[[ SOURCE DATA open ]]
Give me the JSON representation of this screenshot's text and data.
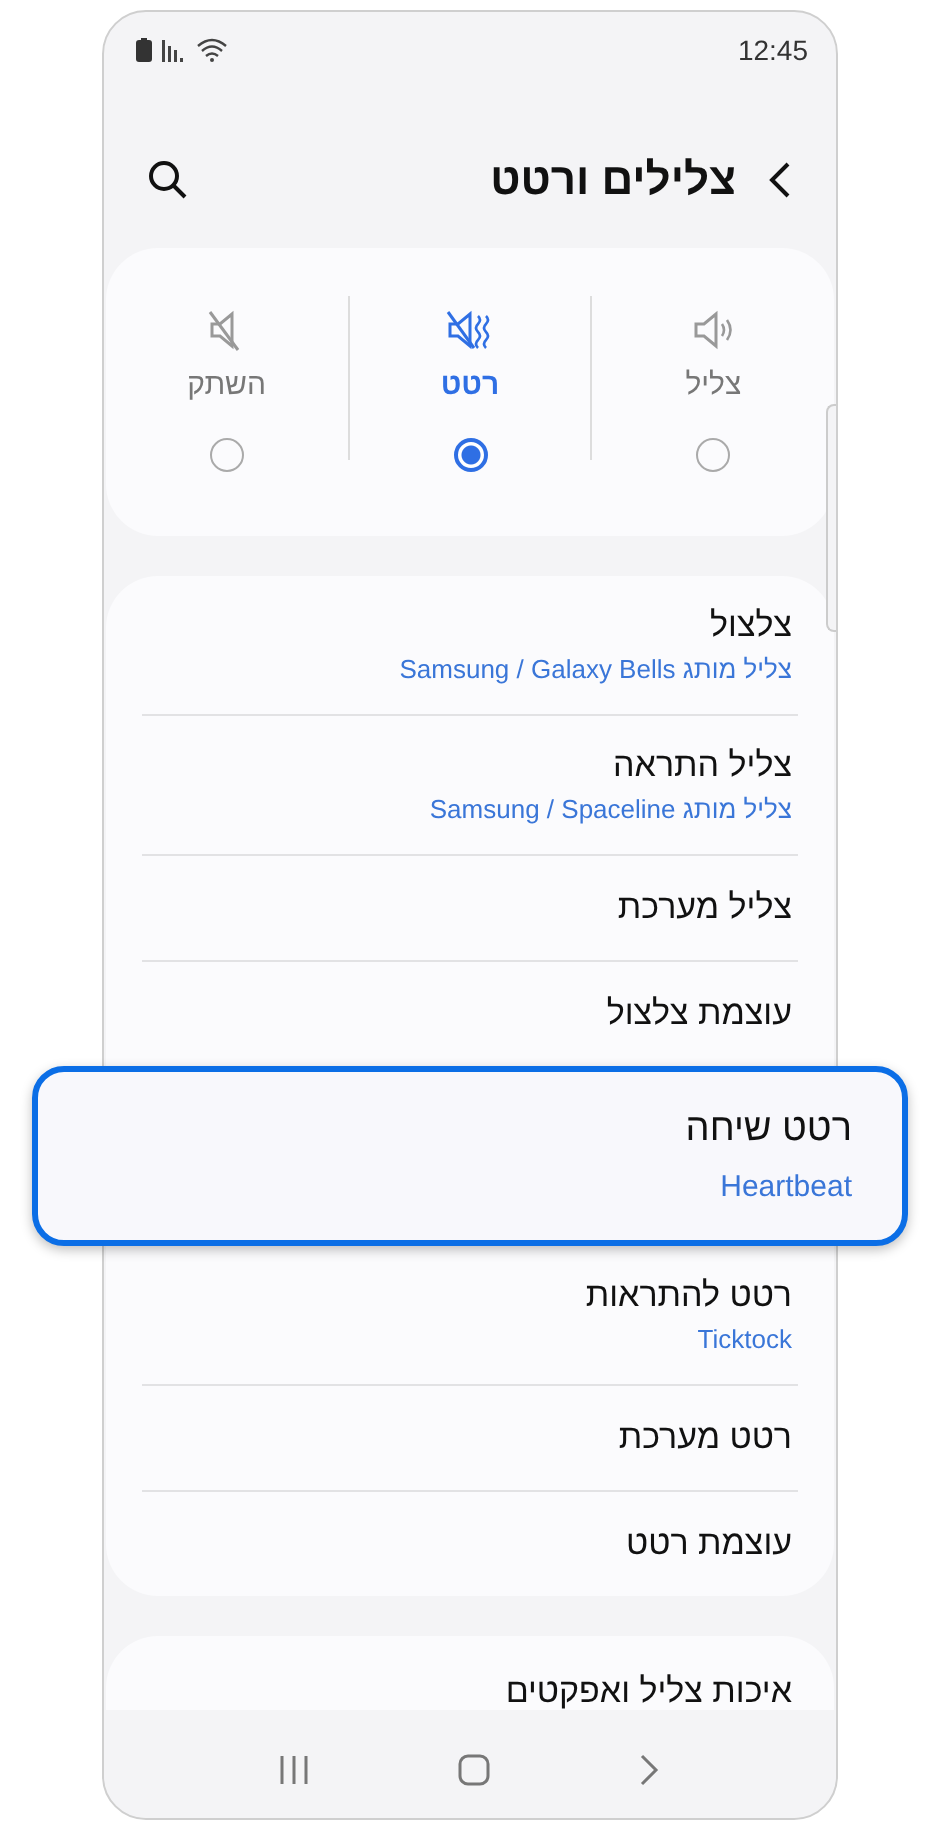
{
  "status_bar": {
    "time": "12:45"
  },
  "header": {
    "title": "צלילים ורטט"
  },
  "modes": [
    {
      "label": "צליל",
      "kind": "sound",
      "selected": false
    },
    {
      "label": "רטט",
      "kind": "vibrate",
      "selected": true
    },
    {
      "label": "השתק",
      "kind": "mute",
      "selected": false
    }
  ],
  "settings": [
    {
      "title": "צלצול",
      "subtitle": "צליל מותג Samsung / Galaxy Bells",
      "highlighted": false
    },
    {
      "title": "צליל התראה",
      "subtitle": "צליל מותג Samsung / Spaceline",
      "highlighted": false
    },
    {
      "title": "צליל מערכת",
      "highlighted": false
    },
    {
      "title": "עוצמת צלצול",
      "highlighted": false
    },
    {
      "title": "רטט שיחה",
      "subtitle": "Heartbeat",
      "highlighted": true
    },
    {
      "title": "רטט להתראות",
      "subtitle": "Ticktock",
      "highlighted": false
    },
    {
      "title": "רטט מערכת",
      "highlighted": false
    },
    {
      "title": "עוצמת רטט",
      "highlighted": false
    }
  ],
  "more_settings": [
    {
      "title": "איכות צליל ואפקטים"
    }
  ]
}
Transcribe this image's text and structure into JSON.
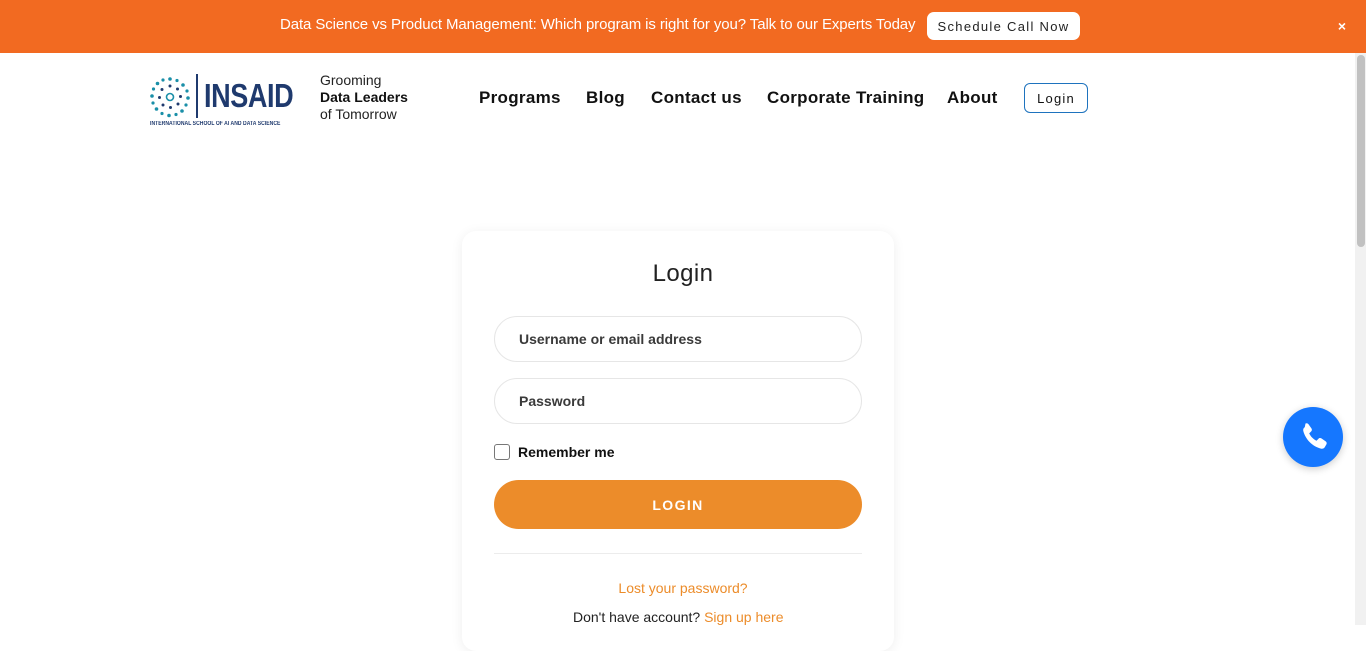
{
  "promo": {
    "text": "Data Science vs Product Management: Which program is right for you? Talk to our Experts Today",
    "cta_label": "Schedule Call Now",
    "close_label": "×",
    "bg_color": "#f26a21"
  },
  "header": {
    "logo": {
      "word": "INSAID",
      "subtitle": "INTERNATIONAL SCHOOL OF AI AND DATA SCIENCE"
    },
    "tagline": {
      "line1": "Grooming",
      "line2": "Data Leaders",
      "line3": "of Tomorrow"
    },
    "nav": [
      {
        "label": "Programs"
      },
      {
        "label": "Blog"
      },
      {
        "label": "Contact us"
      },
      {
        "label": "Corporate Training"
      },
      {
        "label": "About"
      }
    ],
    "login_label": "Login"
  },
  "login_form": {
    "title": "Login",
    "username_placeholder": "Username or email address",
    "password_placeholder": "Password",
    "remember_label": "Remember me",
    "submit_label": "LOGIN",
    "lost_password": "Lost your password?",
    "no_account_text": "Don't have account?",
    "signup_link": "Sign up here",
    "accent_color": "#ec8c2a"
  },
  "floating": {
    "icon": "phone-icon",
    "color": "#1577ff"
  }
}
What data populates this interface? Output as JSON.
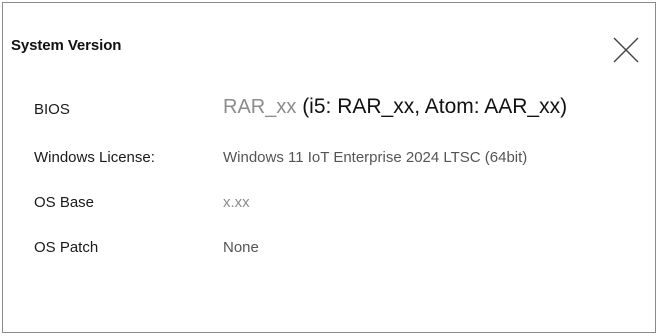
{
  "dialog": {
    "title": "System Version",
    "close_icon": "close-x-icon"
  },
  "rows": [
    {
      "label": "BIOS",
      "value": "RAR_xx",
      "note": " (i5: RAR_xx, Atom: AAR_xx)"
    },
    {
      "label": "Windows License:",
      "value": "Windows 11 IoT Enterprise 2024 LTSC (64bit)"
    },
    {
      "label": "OS Base",
      "value": "x.xx"
    },
    {
      "label": "OS Patch",
      "value": "None"
    }
  ]
}
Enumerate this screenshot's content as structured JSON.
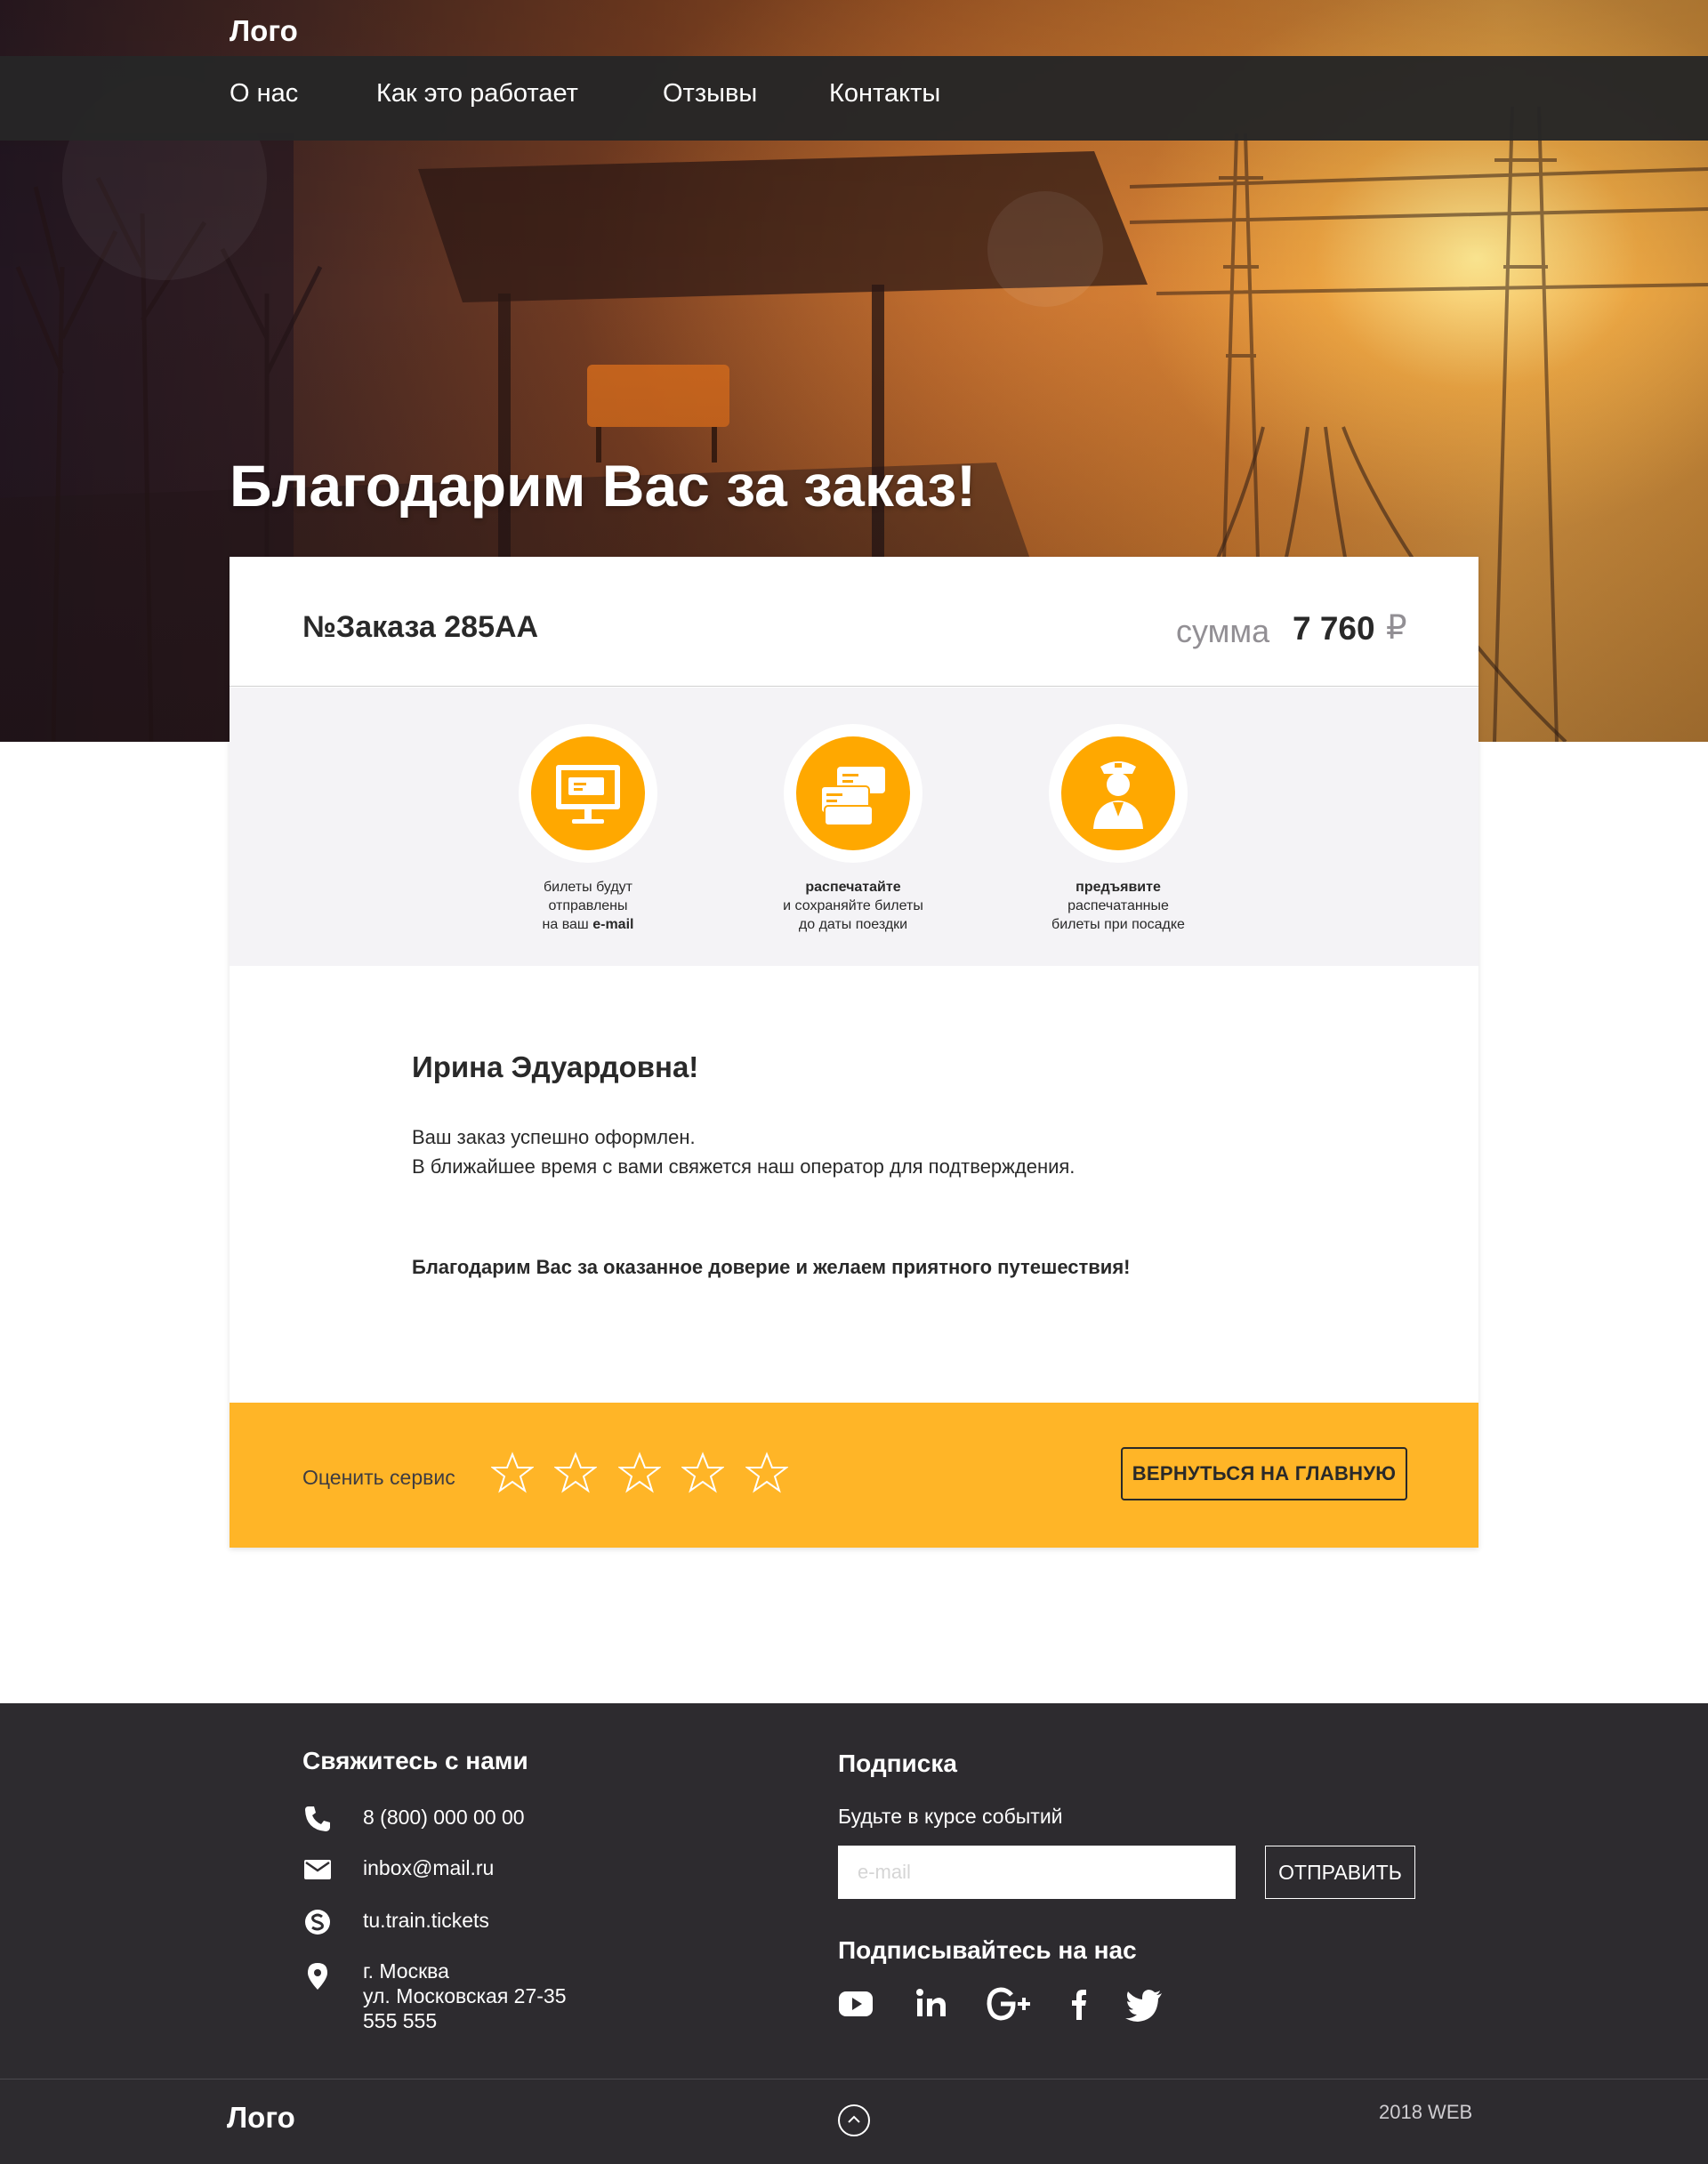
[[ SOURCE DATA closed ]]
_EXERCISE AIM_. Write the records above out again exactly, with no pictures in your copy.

_TASK OUTPUT_.
Give me the JSON representation of this screenshot's text and data.
{
  "status_bar": {
    "time": "12:45"
  },
  "header": {
    "title": "צלילים ורטט"
  },
  "modes": [
    {
      "label": "צליל",
      "kind": "sound",
      "selected": false
    },
    {
      "label": "רטט",
      "kind": "vibrate",
      "selected": true
    },
    {
      "label": "השתק",
      "kind": "mute",
      "selected": false
    }
  ],
  "settings": [
    {
      "title": "צלצול",
      "subtitle": "צליל מותג Samsung / Galaxy Bells",
      "highlighted": false
    },
    {
      "title": "צליל התראה",
      "subtitle": "צליל מותג Samsung / Spaceline",
      "highlighted": false
    },
    {
      "title": "צליל מערכת",
      "highlighted": false
    },
    {
      "title": "עוצמת צלצול",
      "highlighted": false
    },
    {
      "title": "רטט שיחה",
      "subtitle": "Heartbeat",
      "highlighted": true
    },
    {
      "title": "רטט להתראות",
      "subtitle": "Ticktock",
      "highlighted": false
    },
    {
      "title": "רטט מערכת",
      "highlighted": false
    },
    {
      "title": "עוצמת רטט",
      "highlighted": false
    }
  ],
  "more_settings": [
    {
      "title": "איכות צליל ואפקטים"
    }
  ]
}
Transcribe this image's text and structure into JSON.
{
  "promo": {
    "text": "Data Science vs Product Management: Which program is right for you? Talk to our Experts Today",
    "cta_label": "Schedule Call Now",
    "close_label": "×",
    "bg_color": "#f26a21"
  },
  "header": {
    "logo": {
      "word": "INSAID",
      "subtitle": "INTERNATIONAL SCHOOL OF AI AND DATA SCIENCE"
    },
    "tagline": {
      "line1": "Grooming",
      "line2": "Data Leaders",
      "line3": "of Tomorrow"
    },
    "nav": [
      {
        "label": "Programs"
      },
      {
        "label": "Blog"
      },
      {
        "label": "Contact us"
      },
      {
        "label": "Corporate Training"
      },
      {
        "label": "About"
      }
    ],
    "login_label": "Login"
  },
  "login_form": {
    "title": "Login",
    "username_placeholder": "Username or email address",
    "password_placeholder": "Password",
    "remember_label": "Remember me",
    "submit_label": "LOGIN",
    "lost_password": "Lost your password?",
    "no_account_text": "Don't have account?",
    "signup_link": "Sign up here",
    "accent_color": "#ec8c2a"
  },
  "floating": {
    "icon": "phone-icon",
    "color": "#1577ff"
  }
}
What data populates this interface? Output as JSON.
{
  "dialog": {
    "title": "System Version",
    "close_icon": "close-x-icon"
  },
  "rows": [
    {
      "label": "BIOS",
      "value": "RAR_xx",
      "note": " (i5: RAR_xx, Atom: AAR_xx)"
    },
    {
      "label": "Windows License:",
      "value": "Windows 11 IoT Enterprise 2024 LTSC (64bit)"
    },
    {
      "label": "OS Base",
      "value": "x.xx"
    },
    {
      "label": "OS Patch",
      "value": "None"
    }
  ]
}
Enumerate this screenshot's content as structured JSON.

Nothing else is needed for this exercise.